Why you can’t get a free abortion at your local health clinic
A local clinic has been forced to remove an abortion clinic sign on its building because it did not adhere to local laws.
The clinic, which is owned by a women’s health group, had removed a sign that said, “If you have an emergency abortion, you can call 9-1-1.”
The sign was installed by a local woman who said she was offended by the sign because she does not agree with the abortionists beliefs about abortion.
“The message is that they are not there for the patient and that is something I do not support,” said the woman, who requested to remain anonymous.
The woman said she would not use the sign again because it is “unconstitutional.”
The clinic’s director of operations, Karen Karp, said the sign is an “anti-abortion symbol.”
She said the clinic does not provide abortions and does not have an office.
“We are a provider of health care services for people of all ages, not just abortion providers,” Karp said.
“It is offensive to the transgender community.
We do not discriminate on the basis of race, gender, sexual orientation, gender identity or gender expression.”
Karp also said that “it’s a violation of our human rights to force people to have an abortion.”

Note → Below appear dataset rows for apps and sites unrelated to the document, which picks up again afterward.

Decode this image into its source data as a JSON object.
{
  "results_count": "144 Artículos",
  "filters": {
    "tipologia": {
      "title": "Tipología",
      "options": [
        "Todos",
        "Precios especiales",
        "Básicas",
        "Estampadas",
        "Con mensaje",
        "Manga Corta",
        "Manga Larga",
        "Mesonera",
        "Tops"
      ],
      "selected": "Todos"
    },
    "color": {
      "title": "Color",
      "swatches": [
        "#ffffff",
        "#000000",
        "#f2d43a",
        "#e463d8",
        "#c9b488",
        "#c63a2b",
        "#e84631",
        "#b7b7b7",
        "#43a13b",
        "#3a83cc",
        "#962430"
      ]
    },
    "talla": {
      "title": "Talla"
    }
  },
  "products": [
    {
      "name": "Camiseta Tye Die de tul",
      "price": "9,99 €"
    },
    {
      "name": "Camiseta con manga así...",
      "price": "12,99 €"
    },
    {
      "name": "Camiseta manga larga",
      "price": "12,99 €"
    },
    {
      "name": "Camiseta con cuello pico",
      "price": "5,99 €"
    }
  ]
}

The local group that owns the clinic, the National Abortion Federation, said in a statement to USA TODAY that the sign was removed for violating the local ordinance, which states, “A sign must be posted in a manner that does not cause or create a hostile or offensive environment.”
The abortion provider, which has not yet returned a message, said it would be taking down the sign in the next couple of weeks.
“I think we need to respect the law.
It’s not about a sign.
It has nothing to do with a sign,” the woman said.
The organization that owns and operates the clinic has also posted a statement on its website, saying, “The clinic is a private business that offers health care for individuals of all genders and orientations.
Our sign is not a representation of our services or our commitment to being inclusive to everyone, and it is a way to let the community know that we do not have any discrimination policies in place to protect the rights of our transgender community.”
USA TODAY’s Lauren D. Miller contributed to this report.